WORK INSTRUCTIONS: Please set down the listing exactly, from the first line to the last.

EXERCISE INPUTS:

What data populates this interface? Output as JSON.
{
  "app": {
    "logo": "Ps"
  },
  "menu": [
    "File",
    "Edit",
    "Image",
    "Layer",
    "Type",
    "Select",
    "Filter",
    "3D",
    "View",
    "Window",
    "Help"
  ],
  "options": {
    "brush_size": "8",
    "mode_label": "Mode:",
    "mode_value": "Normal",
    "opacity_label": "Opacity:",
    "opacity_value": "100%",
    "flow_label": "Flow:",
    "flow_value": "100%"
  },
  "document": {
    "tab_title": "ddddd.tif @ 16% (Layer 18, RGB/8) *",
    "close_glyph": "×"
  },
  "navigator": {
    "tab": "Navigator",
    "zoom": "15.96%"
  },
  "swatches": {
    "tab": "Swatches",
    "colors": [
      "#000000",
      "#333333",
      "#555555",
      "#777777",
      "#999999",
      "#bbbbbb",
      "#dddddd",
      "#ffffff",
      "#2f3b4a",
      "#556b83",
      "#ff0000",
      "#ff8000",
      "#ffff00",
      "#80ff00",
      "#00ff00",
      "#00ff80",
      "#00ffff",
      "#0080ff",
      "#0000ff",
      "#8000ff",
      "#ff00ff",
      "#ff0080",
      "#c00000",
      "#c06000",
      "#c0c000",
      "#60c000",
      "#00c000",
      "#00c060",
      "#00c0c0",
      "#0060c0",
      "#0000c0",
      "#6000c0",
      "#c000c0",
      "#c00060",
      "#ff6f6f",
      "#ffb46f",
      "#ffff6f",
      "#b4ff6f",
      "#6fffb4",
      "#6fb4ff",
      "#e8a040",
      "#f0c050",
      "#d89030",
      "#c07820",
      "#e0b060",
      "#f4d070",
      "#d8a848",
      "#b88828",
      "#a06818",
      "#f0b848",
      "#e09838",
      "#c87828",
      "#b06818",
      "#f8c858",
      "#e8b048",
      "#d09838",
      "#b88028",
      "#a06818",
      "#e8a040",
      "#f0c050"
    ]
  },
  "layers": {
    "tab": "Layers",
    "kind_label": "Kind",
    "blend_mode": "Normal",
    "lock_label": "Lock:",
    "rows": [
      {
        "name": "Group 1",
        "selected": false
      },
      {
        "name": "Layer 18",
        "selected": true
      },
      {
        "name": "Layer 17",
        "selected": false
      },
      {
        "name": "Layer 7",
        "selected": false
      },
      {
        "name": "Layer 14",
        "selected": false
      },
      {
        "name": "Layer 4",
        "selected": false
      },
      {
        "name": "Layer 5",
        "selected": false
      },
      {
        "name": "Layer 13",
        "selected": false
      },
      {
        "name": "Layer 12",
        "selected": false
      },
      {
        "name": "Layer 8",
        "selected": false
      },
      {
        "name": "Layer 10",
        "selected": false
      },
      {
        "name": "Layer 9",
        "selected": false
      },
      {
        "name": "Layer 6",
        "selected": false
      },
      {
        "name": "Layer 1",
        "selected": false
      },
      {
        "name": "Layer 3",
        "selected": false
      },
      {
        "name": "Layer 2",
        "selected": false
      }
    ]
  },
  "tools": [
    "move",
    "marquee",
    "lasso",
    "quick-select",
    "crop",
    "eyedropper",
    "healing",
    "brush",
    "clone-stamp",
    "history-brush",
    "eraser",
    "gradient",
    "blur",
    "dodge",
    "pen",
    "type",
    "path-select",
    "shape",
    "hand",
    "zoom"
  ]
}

RESULT OF THIS EXERCISE:
What data populates this interface? Output as JSON.
{
  "app": {
    "logo": "Ps"
  },
  "menu": [
    "File",
    "Edit",
    "Image",
    "Layer",
    "Type",
    "Select",
    "Filter",
    "3D",
    "View",
    "Window",
    "Help"
  ],
  "options": {
    "brush_size": "8",
    "mode_label": "Mode:",
    "mode_value": "Normal",
    "opacity_label": "Opacity:",
    "opacity_value": "100%",
    "flow_label": "Flow:",
    "flow_value": "100%"
  },
  "document": {
    "tab_title": "ddddd.tif @ 16% (Layer 18, RGB/8) *",
    "close_glyph": "×"
  },
  "navigator": {
    "tab": "Navigator",
    "zoom": "15.96%"
  },
  "swatches": {
    "tab": "Swatches",
    "colors": [
      "#000000",
      "#333333",
      "#555555",
      "#777777",
      "#999999",
      "#bbbbbb",
      "#dddddd",
      "#ffffff",
      "#2f3b4a",
      "#556b83",
      "#ff0000",
      "#ff8000",
      "#ffff00",
      "#80ff00",
      "#00ff00",
      "#00ff80",
      "#00ffff",
      "#0080ff",
      "#0000ff",
      "#8000ff",
      "#ff00ff",
      "#ff0080",
      "#c00000",
      "#c06000",
      "#c0c000",
      "#60c000",
      "#00c000",
      "#00c060",
      "#00c0c0",
      "#0060c0",
      "#0000c0",
      "#6000c0",
      "#c000c0",
      "#c00060",
      "#ff6f6f",
      "#ffb46f",
      "#ffff6f",
      "#b4ff6f",
      "#6fffb4",
      "#6fb4ff",
      "#e8a040",
      "#f0c050",
      "#d89030",
      "#c07820",
      "#e0b060",
      "#f4d070",
      "#d8a848",
      "#b88828",
      "#a06818",
      "#f0b848",
      "#e09838",
      "#c87828",
      "#b06818",
      "#f8c858",
      "#e8b048",
      "#d09838",
      "#b88028",
      "#a06818",
      "#e8a040",
      "#f0c050"
    ]
  },
  "layers": {
    "tab": "Layers",
    "kind_label": "Kind",
    "blend_mode": "Normal",
    "lock_label": "Lock:",
    "rows": [
      {
        "name": "Group 1",
        "selected": false
      },
      {
        "name": "Layer 18",
        "selected": true
      },
      {
        "name": "Layer 17",
        "selected": false
      },
      {
        "name": "Layer 7",
        "selected": false
      },
      {
        "name": "Layer 14",
        "selected": false
      },
      {
        "name": "Layer 4",
        "selected": false
      },
      {
        "name": "Layer 5",
        "selected": false
      },
      {
        "name": "Layer 13",
        "selected": false
      },
      {
        "name": "Layer 12",
        "selected": false
      },
      {
        "name": "Layer 8",
        "selected": false
      },
      {
        "name": "Layer 10",
        "selected": false
      },
      {
        "name": "Layer 9",
        "selected": false
      },
      {
        "name": "Layer 6",
        "selected": false
      },
      {
        "name": "Layer 1",
        "selected": false
      },
      {
        "name": "Layer 3",
        "selected": false
      },
      {
        "name": "Layer 2",
        "selected": false
      }
    ]
  },
  "tools": [
    "move",
    "marquee",
    "lasso",
    "quick-select",
    "crop",
    "eyedropper",
    "healing",
    "brush",
    "clone-stamp",
    "history-brush",
    "eraser",
    "gradient",
    "blur",
    "dodge",
    "pen",
    "type",
    "path-select",
    "shape",
    "hand",
    "zoom"
  ]
}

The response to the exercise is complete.